I remember 9/11 with especial clarity because it was the day I came home on the wrong bus. The teachers were upset, we were confused, and perplexed 2nd grader that I was, I sat in the wrong line.
My mother, as any other self respecting parent would have, must have decided that the terrorists had made a special visit to the elementary school to pick up her daughter. By the time I returned home safe and sound – conveniently the driver had once done my route and knew where I lived – she was probably distraught. It was only then that I saw on TV the now iconic image of the two towers crashing down.
For days afterwards, we’d turn on the radio and hear about the towers. Exasperated, not understanding, I asked, “Are they going to talk about this for weeks?”
My mother shook her head. “They’re going to be talking about this for years.”
And so they have, and so they are. For better or for worse, my childhood has been spent growing up in a predominantly post 9/11 world. I listen, I think, and still the perplexed child in me tries to understand.
9/11 was monumental because it showed Americans that we’re not safe, even within our own borders. We saw the first example of this new kind of terrorism, which would become a very real menace. But when I hear 9/11 called the ‘greatest American tragedy’, I can’t always agree.
Tragedies can go many ways. There’s the simple numbers of the death toll. The Civil War has been the war that cost the highest in terms of American lives, and worse, it turned families and friends against each other. Perhaps it was necessary to bring slavery and secession to an end, but I wish it could have been settled peacefully…
Then there are the tragedies where the US strays from the vision it has sworn to uphold. For example, when Japanese Americans were forced into internment camps during WWII simply because of their race.
And now, 9/11 is on the verge of fulfilling both sides. Roughly 3000 people died when the towers fell. I don’t mean to demean these deaths. Those people did not deserve to die. Their crime: being born in a country that terrorists didn’t like. If I believed in hallowed ground, that site would be sacred not to some god, but to the individuals of all faiths who died because of a war that wasn’t even theirs. It is now, though.
In the aftermath, especially recently, there’s been an upswing in irrational Islamophobia. This is a serious disconnect. A whole religion did not fly those planes. And yet… we are afraid. Of Muslims, of ‘other’, of everything. Airport security gets more complicated. We become less trustful. If terrorist’s aim is to actually spread terror, as their name implies, they are succeeding.
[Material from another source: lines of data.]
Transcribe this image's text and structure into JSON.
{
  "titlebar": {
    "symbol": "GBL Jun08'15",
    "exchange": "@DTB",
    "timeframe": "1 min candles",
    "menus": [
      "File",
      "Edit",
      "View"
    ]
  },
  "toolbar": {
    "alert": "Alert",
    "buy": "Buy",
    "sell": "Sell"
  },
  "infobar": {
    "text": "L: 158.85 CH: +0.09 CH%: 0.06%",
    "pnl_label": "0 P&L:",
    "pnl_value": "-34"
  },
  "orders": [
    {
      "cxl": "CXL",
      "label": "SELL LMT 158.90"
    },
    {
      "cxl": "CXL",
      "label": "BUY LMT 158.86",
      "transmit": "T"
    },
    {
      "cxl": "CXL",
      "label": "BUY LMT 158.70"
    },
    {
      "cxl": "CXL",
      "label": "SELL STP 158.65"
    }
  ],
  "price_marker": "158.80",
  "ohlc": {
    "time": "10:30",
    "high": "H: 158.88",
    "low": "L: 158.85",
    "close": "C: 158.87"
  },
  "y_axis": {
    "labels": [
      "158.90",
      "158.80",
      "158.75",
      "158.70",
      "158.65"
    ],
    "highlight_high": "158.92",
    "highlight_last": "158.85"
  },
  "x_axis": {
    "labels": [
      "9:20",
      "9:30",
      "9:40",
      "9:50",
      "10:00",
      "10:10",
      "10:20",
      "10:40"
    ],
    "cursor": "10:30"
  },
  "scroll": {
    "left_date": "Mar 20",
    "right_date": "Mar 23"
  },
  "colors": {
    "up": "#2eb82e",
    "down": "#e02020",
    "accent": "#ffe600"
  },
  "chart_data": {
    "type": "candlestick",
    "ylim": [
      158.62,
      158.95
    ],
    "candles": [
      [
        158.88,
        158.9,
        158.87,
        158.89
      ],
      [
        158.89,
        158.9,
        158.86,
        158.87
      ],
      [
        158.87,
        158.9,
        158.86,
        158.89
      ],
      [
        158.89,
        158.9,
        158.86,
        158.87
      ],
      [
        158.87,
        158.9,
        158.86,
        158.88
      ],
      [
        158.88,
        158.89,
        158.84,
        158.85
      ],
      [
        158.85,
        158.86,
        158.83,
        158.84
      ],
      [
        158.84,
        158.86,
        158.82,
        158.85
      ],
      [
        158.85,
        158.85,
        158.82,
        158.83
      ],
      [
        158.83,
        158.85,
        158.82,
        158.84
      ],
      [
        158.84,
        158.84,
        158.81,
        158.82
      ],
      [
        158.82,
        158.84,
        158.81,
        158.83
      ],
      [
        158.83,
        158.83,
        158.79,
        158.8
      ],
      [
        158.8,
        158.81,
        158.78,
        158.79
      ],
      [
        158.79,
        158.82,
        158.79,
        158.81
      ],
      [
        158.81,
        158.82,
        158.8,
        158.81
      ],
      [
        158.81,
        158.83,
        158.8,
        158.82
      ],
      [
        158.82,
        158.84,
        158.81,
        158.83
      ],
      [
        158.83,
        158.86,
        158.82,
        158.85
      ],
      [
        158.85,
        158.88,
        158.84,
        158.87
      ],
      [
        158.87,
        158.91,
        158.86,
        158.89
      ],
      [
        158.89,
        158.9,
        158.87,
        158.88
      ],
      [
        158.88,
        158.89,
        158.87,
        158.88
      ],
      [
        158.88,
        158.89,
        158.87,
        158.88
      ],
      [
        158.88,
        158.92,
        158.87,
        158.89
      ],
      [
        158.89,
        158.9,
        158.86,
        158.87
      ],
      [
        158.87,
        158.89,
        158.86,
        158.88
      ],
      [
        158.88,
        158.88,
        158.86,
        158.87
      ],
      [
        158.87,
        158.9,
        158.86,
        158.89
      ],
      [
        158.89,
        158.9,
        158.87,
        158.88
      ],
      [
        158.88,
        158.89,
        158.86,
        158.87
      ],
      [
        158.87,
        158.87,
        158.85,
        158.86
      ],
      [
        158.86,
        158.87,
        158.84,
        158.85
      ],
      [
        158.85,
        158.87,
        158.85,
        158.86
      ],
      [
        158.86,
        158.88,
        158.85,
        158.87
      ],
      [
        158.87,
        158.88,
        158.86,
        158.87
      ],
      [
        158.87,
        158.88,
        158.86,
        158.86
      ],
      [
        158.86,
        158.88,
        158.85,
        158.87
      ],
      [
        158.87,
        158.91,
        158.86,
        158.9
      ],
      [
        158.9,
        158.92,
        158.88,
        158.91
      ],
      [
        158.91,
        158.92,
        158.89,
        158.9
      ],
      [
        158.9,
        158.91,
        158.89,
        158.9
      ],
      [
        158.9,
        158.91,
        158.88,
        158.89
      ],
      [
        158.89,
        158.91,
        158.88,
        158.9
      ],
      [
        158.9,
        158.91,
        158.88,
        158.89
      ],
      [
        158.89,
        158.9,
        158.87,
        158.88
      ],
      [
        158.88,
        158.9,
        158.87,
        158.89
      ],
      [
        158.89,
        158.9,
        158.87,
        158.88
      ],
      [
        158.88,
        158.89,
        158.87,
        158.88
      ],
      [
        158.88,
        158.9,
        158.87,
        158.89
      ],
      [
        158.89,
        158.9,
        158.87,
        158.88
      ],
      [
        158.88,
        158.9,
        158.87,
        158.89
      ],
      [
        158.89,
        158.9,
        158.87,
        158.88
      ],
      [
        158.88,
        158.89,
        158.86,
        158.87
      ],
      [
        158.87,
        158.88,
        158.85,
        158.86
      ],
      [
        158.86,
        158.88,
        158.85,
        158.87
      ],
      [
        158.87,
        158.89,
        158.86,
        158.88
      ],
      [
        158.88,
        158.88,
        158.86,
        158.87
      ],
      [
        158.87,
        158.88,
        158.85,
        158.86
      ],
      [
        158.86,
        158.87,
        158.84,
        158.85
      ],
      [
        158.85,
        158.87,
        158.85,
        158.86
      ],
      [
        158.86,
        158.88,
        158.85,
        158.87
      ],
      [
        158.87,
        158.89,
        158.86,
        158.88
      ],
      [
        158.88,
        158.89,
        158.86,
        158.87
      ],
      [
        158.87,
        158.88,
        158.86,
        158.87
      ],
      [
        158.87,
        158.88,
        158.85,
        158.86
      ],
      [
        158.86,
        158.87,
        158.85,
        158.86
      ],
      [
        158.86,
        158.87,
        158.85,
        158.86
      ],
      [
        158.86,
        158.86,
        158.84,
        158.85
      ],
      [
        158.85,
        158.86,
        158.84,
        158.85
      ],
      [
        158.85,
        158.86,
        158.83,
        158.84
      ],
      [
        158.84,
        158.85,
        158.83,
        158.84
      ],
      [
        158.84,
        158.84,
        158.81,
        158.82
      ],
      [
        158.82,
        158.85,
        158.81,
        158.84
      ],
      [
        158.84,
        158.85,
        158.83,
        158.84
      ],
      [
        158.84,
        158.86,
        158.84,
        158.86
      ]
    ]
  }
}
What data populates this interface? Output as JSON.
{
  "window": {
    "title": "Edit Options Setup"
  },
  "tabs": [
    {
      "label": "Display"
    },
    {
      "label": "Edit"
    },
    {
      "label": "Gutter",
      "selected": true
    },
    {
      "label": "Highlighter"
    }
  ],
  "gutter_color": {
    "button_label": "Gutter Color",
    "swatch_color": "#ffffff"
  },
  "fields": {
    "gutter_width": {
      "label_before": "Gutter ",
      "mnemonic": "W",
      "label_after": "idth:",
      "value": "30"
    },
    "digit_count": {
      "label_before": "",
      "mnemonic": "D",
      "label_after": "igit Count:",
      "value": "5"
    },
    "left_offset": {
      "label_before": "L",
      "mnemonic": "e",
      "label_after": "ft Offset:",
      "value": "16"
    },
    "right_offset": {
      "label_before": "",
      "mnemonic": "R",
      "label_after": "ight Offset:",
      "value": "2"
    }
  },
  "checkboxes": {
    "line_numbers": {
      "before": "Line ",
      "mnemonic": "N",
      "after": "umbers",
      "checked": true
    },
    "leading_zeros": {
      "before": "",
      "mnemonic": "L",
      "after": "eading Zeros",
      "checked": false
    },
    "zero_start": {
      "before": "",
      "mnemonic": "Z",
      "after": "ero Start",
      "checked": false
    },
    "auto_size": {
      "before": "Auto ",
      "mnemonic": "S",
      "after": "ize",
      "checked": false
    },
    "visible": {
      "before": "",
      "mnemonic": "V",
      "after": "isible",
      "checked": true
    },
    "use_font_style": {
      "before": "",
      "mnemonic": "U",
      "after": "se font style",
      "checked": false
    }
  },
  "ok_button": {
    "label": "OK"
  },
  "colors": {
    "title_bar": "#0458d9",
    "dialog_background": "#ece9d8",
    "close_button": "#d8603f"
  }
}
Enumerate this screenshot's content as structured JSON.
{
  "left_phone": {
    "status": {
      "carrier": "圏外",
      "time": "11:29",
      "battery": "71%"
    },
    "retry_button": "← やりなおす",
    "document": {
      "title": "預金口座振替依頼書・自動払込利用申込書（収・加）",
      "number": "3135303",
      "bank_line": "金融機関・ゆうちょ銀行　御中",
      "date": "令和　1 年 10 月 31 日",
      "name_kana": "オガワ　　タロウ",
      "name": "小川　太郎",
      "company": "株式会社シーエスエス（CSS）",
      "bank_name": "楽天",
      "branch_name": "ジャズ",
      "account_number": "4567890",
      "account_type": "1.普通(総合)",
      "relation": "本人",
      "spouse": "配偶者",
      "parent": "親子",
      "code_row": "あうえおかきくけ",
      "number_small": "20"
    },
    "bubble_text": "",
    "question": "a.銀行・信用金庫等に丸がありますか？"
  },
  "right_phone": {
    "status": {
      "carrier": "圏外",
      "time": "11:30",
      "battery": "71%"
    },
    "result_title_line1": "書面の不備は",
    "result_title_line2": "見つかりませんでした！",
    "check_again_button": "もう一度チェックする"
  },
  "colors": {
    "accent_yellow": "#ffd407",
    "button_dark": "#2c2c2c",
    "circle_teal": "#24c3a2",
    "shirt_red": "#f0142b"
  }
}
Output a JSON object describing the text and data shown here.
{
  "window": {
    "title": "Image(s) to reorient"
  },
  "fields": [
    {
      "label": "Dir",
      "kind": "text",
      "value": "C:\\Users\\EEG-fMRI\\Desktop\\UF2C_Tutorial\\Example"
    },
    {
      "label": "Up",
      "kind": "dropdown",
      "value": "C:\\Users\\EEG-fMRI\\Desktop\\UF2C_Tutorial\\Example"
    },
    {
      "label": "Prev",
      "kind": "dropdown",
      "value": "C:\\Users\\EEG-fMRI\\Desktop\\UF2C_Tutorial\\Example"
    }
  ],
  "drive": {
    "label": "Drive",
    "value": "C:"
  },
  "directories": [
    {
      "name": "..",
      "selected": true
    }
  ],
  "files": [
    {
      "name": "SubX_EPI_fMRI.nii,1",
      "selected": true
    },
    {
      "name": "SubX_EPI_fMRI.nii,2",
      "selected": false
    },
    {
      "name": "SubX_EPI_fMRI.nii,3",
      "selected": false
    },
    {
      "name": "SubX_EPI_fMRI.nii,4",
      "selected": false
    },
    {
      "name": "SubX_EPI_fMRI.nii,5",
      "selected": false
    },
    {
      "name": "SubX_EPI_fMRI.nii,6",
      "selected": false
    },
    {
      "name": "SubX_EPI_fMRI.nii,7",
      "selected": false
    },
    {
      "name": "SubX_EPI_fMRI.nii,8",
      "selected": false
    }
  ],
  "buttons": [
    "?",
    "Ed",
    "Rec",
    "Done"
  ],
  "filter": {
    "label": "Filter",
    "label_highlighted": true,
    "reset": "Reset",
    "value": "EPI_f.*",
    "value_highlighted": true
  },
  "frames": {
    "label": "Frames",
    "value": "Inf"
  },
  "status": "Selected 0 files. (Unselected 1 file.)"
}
America has always prided herself on her freedoms. This is why we consider ourselves different from some other nations, that guarantee far less. Now attacks have caused us to turn our backs on what we defend. Demonizing all members of a religion for the actions of a few is eerily parallel – though thankfully not as bad, yet – as killing innocents because you disagree with their government. And that’s why 9/11 may be the greatest tragedy after all.